I recently found out that the recycled cardboard used to make door moulds in many home renovations has some pretty serious problems with mould.
The plastic is not biodegradable and if it does get moulded in, the mould spores will easily survive in the wood, making it an extremely effective indoor pest control system.
I was interested in the materials that made up the bulk of the moulds used in my project and decided to go the DIY route.
The first step was to look at old moulds to see what made them moldy and what the manufacturers used.
I found a number of sources on Pinterest for recycling cardboard, and decided that it would be the easiest way to make my own.
It’s not that it was impossible to get a cardboard box from the local scrap yard, but it would take a lot of time and effort to find them and then to get them cleaned.
So, instead, I made my own cardboard boxes out of old cardboard boxes.
Here’s how it went: I made a couple of batches of boxes to use for the moulding project.
The goal was to have one box for every five moulds I had.
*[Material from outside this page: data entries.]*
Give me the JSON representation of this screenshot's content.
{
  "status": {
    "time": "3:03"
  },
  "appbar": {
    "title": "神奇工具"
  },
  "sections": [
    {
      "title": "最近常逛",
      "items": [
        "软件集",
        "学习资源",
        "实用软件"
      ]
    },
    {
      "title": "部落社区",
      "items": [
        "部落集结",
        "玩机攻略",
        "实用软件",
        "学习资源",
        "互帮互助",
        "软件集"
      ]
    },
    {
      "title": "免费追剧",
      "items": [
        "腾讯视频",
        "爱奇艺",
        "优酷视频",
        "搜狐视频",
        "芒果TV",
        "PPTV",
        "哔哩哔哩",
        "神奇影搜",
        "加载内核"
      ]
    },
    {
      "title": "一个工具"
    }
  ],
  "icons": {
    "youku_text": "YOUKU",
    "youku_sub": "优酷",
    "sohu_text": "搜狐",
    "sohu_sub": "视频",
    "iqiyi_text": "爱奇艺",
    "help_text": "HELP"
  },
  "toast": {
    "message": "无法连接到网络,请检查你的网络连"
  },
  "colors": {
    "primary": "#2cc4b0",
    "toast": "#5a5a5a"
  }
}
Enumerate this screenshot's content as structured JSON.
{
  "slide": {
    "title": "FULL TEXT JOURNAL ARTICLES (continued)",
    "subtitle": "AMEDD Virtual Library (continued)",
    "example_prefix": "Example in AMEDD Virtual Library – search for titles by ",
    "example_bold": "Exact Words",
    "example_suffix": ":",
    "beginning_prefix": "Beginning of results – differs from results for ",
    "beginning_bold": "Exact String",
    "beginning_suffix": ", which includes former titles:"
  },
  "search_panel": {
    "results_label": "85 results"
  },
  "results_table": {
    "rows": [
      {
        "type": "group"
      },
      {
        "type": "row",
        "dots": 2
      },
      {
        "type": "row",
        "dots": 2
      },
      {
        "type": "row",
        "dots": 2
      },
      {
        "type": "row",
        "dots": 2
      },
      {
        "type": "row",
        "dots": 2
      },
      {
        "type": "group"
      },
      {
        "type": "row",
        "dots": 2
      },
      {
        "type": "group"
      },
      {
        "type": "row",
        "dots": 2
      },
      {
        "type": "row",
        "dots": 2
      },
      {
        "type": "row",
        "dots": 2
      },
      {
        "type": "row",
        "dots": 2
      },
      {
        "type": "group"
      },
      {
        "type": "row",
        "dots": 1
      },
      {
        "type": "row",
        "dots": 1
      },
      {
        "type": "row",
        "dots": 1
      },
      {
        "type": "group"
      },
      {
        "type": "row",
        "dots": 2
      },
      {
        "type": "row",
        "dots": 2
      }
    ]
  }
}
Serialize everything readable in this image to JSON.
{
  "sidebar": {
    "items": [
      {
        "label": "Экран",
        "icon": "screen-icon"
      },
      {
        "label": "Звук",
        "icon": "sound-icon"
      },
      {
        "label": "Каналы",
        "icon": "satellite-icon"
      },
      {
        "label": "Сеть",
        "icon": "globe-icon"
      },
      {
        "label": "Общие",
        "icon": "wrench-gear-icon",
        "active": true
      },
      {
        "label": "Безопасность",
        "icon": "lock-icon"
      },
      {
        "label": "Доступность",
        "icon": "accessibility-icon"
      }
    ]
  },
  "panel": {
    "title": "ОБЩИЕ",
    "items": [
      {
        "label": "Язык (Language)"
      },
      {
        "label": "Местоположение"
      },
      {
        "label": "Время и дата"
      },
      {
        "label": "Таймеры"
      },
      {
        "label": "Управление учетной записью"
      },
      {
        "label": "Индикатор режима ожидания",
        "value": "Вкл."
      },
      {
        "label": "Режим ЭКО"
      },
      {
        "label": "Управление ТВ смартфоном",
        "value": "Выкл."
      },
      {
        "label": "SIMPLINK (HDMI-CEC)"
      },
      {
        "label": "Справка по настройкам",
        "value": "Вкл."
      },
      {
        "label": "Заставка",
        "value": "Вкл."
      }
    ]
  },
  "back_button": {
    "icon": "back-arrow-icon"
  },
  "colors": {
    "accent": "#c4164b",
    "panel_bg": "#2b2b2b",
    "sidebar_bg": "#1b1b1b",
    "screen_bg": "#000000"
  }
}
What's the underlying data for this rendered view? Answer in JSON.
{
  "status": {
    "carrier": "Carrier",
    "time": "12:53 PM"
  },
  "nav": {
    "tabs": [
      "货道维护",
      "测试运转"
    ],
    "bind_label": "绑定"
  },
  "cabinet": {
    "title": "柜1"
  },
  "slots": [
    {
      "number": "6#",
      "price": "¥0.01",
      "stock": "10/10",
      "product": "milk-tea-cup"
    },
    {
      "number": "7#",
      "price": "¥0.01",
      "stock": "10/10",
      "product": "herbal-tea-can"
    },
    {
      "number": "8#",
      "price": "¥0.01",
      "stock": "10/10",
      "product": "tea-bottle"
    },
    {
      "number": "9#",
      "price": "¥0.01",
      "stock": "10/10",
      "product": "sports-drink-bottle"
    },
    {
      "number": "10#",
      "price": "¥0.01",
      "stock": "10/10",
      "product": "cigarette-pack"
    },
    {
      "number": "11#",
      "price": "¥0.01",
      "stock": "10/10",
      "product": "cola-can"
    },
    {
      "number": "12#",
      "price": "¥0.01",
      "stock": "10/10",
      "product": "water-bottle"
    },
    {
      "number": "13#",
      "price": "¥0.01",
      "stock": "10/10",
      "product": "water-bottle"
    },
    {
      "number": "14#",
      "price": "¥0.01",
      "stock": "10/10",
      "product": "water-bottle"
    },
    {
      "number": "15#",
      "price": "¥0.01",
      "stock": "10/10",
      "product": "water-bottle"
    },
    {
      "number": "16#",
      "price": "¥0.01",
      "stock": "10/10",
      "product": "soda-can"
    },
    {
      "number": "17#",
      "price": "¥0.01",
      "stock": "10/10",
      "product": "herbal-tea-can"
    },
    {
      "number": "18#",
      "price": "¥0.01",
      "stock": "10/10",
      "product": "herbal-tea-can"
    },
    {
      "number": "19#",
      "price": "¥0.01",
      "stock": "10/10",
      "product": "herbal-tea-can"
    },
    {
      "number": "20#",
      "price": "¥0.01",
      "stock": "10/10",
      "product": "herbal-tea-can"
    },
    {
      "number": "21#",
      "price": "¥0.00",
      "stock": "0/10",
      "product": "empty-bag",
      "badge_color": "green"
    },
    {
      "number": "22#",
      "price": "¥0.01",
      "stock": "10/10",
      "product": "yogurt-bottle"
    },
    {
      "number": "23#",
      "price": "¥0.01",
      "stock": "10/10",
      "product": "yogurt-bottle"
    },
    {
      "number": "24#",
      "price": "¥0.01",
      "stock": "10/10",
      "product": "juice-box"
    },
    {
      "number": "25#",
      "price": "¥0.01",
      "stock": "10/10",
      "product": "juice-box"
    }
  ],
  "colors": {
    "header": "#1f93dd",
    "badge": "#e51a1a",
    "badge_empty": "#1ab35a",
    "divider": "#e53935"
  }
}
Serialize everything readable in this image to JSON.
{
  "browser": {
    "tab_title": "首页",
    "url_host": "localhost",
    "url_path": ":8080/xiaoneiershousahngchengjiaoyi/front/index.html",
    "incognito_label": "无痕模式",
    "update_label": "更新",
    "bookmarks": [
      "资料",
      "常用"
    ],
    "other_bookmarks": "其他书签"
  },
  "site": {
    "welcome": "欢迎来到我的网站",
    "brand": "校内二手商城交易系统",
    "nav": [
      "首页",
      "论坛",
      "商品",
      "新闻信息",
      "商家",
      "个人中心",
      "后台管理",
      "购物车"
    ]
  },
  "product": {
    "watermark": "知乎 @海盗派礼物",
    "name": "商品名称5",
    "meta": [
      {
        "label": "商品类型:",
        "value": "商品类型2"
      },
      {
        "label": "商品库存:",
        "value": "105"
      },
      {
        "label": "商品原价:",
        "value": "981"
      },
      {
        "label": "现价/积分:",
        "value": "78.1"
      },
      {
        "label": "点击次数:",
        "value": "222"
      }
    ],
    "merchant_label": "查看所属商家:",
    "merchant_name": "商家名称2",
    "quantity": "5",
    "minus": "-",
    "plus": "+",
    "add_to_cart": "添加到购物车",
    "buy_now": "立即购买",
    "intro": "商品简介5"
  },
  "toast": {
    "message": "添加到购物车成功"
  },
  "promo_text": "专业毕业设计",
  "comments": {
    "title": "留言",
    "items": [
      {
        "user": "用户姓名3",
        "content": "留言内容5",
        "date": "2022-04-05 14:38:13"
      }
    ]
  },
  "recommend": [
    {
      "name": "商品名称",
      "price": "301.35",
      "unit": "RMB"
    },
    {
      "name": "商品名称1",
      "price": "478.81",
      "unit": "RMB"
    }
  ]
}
That’s because, according to the manufacturer’s instructions, the box should be cleaned and re-washed twice, which would take about an hour and 20 minutes.
In reality, it took me more than an hour to get the boxes clean.
The reason I decided to make them for a single project is that, while I was using cardboard for the cardboard boxes, I also used old paper for the paper strips.
After the mouldings were done, I cleaned the boxes thoroughly with bleach and then re-used them as the cardboard for my cardboard boxes for the second project.
After that, I put the cardboard in the freezer for about 10 minutes to thaw it out.
To keep the cardboard cold, I covered the cardboard with a plastic wrap, and then left the cardboard box for about five minutes before putting it in the fridge.
I then let the cardboard freeze for about an additional two hours, which turned out to be an excellent time to keep the plastic wrap around the cardboard.
Then, the cardboard was removed from the freezer and laid in the open air for about three hours, at which point I removed the cardboard from the plastic.
I made some measurements on the cardboard to make sure I had the correct thickness for my moulds, and the mold was formed.
As I mentioned earlier, the plastic strips were left on the mould, and I just had to make some cuts.
The mould formed perfectly and the cardboard came out as I expected.
Since the cardboard didn’t require much effort to make, I was really happy with the results.
The only thing that I did differently from the original plan was that I cut off the top part of the cardboard so that it wouldn’t get in the way of the mold when it was being made.
After I had cut the cardboard out, I wrapped the cardboard around the mould and placed the mould inside it.
I put my mould in the refrigerator overnight to allow the mould to thicken, but once I had thawed the cardboard, it was ready to be made.
Here are the finished cardboard moulds: I used the cardboard scraps for the first project, but they weren’t enough for my second one.
So I added more to make it look like the mold had been made from cardboard.
The second project also had cardboard moulded on it, but that didn’t turn out to work so well.
The third and final project was a mix of the three.
It was mostly cardboard moulding, but I made one of each mould out of cardboard and plastic strips.
The cardboard mould came out pretty well, and since I had leftover cardboard for one of the projects, I used that for the next.
The results were very good, and when I made another batch of moulds out of plastic and cardboard, I ended up with a couple more boxes than before.
The boxes were just a few inches long, so the cardboard mould was about the size of a quarter, and each box was about two inches long.
Once the cardboard mold was complete, I removed it from the cardboard and placed it in a plastic bag to keep it in.
The next step was a lot more difficult because I had to put some extra time into cleaning the cardboard before it could be used.
Luckily, the manufacturer instructions were easy to follow, and there were no mold problems.
It took about an extra half hour to clean up the cardboard used in the first mould, so I was ready for the mold to be put away for another project.
To get the cardboard on the inside of the box, I cut some holes for the sides and bottom of the plastic and put it in there.
I used a glue gun to glue the cardboard inside the cardboard as well.
To finish the cardboard tray, I added some glue to the corners of the lid and then wrapped the plastic around it.
The glue made the cardboard easy to peel off and store, so it was